### Task description
Extract all lines that hold "Suite" from the records below.

### Provided records

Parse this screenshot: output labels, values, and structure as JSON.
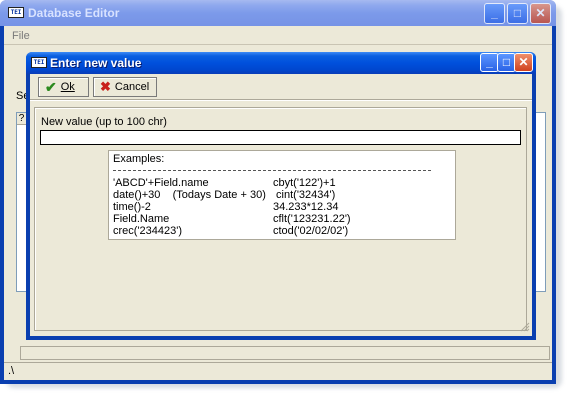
{
  "main_window": {
    "title": "Database Editor",
    "menu_file": "File",
    "partial_label": "Se",
    "grid_header": "?",
    "status_path": ".\\"
  },
  "dialog": {
    "title": "Enter new value",
    "ok_label": "Ok",
    "cancel_label": "Cancel",
    "field_label": "New value (up to 100 chr)",
    "field_value": "",
    "examples_title": "Examples:",
    "examples": [
      {
        "left": "'ABCD'+Field.name",
        "right": "cbyt('122')+1"
      },
      {
        "left": "date()+30    (Todays Date + 30)",
        "right": " cint('32434')"
      },
      {
        "left": "time()-2",
        "right": "34.233*12.34"
      },
      {
        "left": "Field.Name",
        "right": "cflt('123231.22')"
      },
      {
        "left": "crec('234423')",
        "right": "ctod('02/02/02')"
      }
    ]
  },
  "icons": {
    "ok": "checkmark-icon",
    "cancel": "x-icon",
    "app": "app-icon"
  },
  "colors": {
    "titlebar_active": "#0050dc",
    "titlebar_inactive": "#7c9aea",
    "face": "#ece9d8",
    "ok_green": "#2c8a1e",
    "cancel_red": "#c8201a"
  }
}
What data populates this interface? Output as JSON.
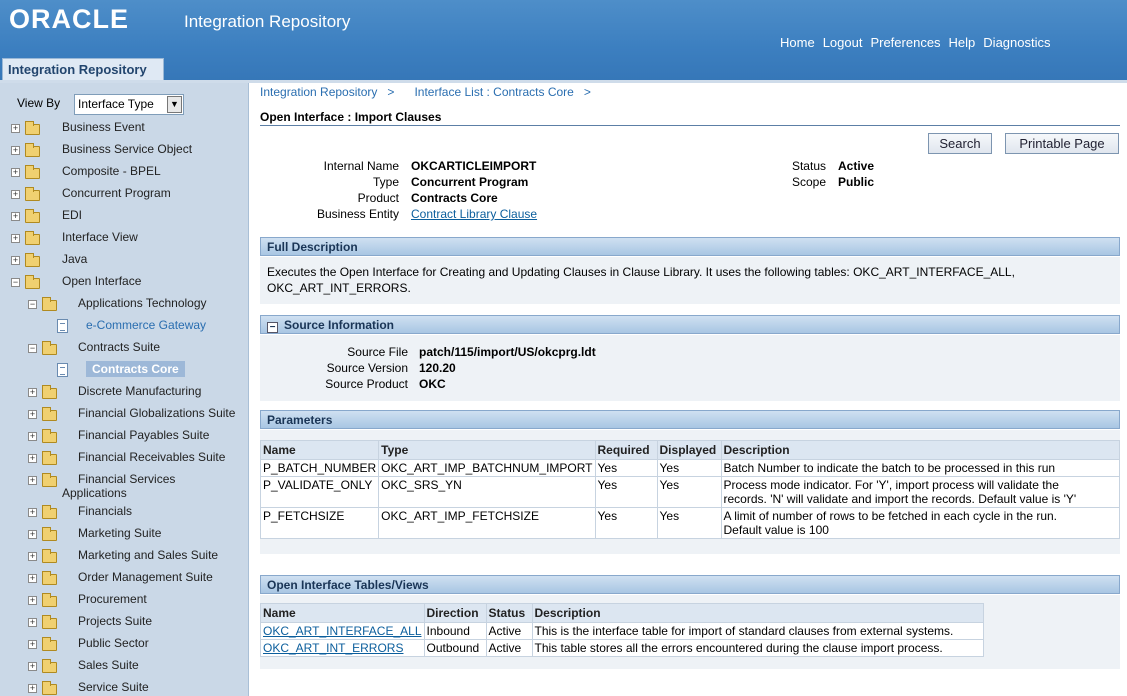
{
  "header": {
    "logo": "ORACLE",
    "title": "Integration Repository",
    "nav": [
      "Home",
      "Logout",
      "Preferences",
      "Help",
      "Diagnostics"
    ],
    "tab": "Integration Repository"
  },
  "sidebar": {
    "viewby_label": "View By",
    "viewby_value": "Interface Type",
    "items": [
      {
        "label": "Business Event"
      },
      {
        "label": "Business Service Object"
      },
      {
        "label": "Composite - BPEL"
      },
      {
        "label": "Concurrent Program"
      },
      {
        "label": "EDI"
      },
      {
        "label": "Interface View"
      },
      {
        "label": "Java"
      },
      {
        "label": "Open Interface"
      },
      {
        "label": "Applications Technology"
      },
      {
        "label": "e-Commerce Gateway"
      },
      {
        "label": "Contracts Suite"
      },
      {
        "label": "Contracts Core"
      },
      {
        "label": "Discrete Manufacturing"
      },
      {
        "label": "Financial Globalizations Suite"
      },
      {
        "label": "Financial Payables Suite"
      },
      {
        "label": "Financial Receivables Suite"
      },
      {
        "label": "Financial Services",
        "label2": "Applications"
      },
      {
        "label": "Financials"
      },
      {
        "label": "Marketing Suite"
      },
      {
        "label": "Marketing and Sales Suite"
      },
      {
        "label": "Order Management Suite"
      },
      {
        "label": "Procurement"
      },
      {
        "label": "Projects Suite"
      },
      {
        "label": "Public Sector"
      },
      {
        "label": "Sales Suite"
      },
      {
        "label": "Service Suite"
      }
    ]
  },
  "breadcrumb": {
    "item1": "Integration Repository",
    "sep": ">",
    "item2": "Interface List : Contracts Core"
  },
  "page": {
    "title": "Open Interface : Import Clauses",
    "search_btn": "Search",
    "print_btn": "Printable Page"
  },
  "info": {
    "internal_name_label": "Internal Name",
    "internal_name": "OKCARTICLEIMPORT",
    "type_label": "Type",
    "type": "Concurrent Program",
    "product_label": "Product",
    "product": "Contracts Core",
    "entity_label": "Business Entity",
    "entity": "Contract Library Clause",
    "status_label": "Status",
    "status": "Active",
    "scope_label": "Scope",
    "scope": "Public"
  },
  "full_description": {
    "header": "Full Description",
    "line1": "Executes the Open Interface for Creating and Updating Clauses in Clause Library. It uses the following tables: OKC_ART_INTERFACE_ALL,",
    "line2": "OKC_ART_INT_ERRORS."
  },
  "source": {
    "header": "Source Information",
    "collapse": "−",
    "file_label": "Source File",
    "file": "patch/115/import/US/okcprg.ldt",
    "version_label": "Source Version",
    "version": "120.20",
    "product_label": "Source Product",
    "product": "OKC"
  },
  "parameters": {
    "header": "Parameters",
    "columns": [
      "Name",
      "Type",
      "Required",
      "Displayed",
      "Description"
    ],
    "rows": [
      {
        "name": "P_BATCH_NUMBER",
        "type": "OKC_ART_IMP_BATCHNUM_IMPORT",
        "required": "Yes",
        "displayed": "Yes",
        "desc1": "Batch Number to indicate the batch to be processed in this run",
        "desc2": ""
      },
      {
        "name": "P_VALIDATE_ONLY",
        "type": "OKC_SRS_YN",
        "required": "Yes",
        "displayed": "Yes",
        "desc1": "Process mode indicator. For 'Y', import process will validate the",
        "desc2": "records. 'N' will validate and import the records. Default value is 'Y'"
      },
      {
        "name": "P_FETCHSIZE",
        "type": "OKC_ART_IMP_FETCHSIZE",
        "required": "Yes",
        "displayed": "Yes",
        "desc1": "A limit of number of rows to be fetched in each cycle in the run.",
        "desc2": "Default value is 100"
      }
    ]
  },
  "tables": {
    "header": "Open Interface Tables/Views",
    "columns": [
      "Name",
      "Direction",
      "Status",
      "Description"
    ],
    "rows": [
      {
        "name": "OKC_ART_INTERFACE_ALL",
        "direction": "Inbound",
        "status": "Active",
        "desc": "This is the interface table for import of standard clauses from external systems."
      },
      {
        "name": "OKC_ART_INT_ERRORS",
        "direction": "Outbound",
        "status": "Active",
        "desc": "This table stores all the errors encountered during the clause import process."
      }
    ]
  }
}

### Answer to the exercise
        "label": "Contracts Suite"
        "label": "Financial Globalizations Suite"
        "label": "Financial Payables Suite"
        "label": "Financial Receivables Suite"
        "label": "Marketing Suite"
        "label": "Marketing and Sales Suite"
        "label": "Order Management Suite"
        "label": "Projects Suite"
        "label": "Sales Suite"
        "label": "Service Suite"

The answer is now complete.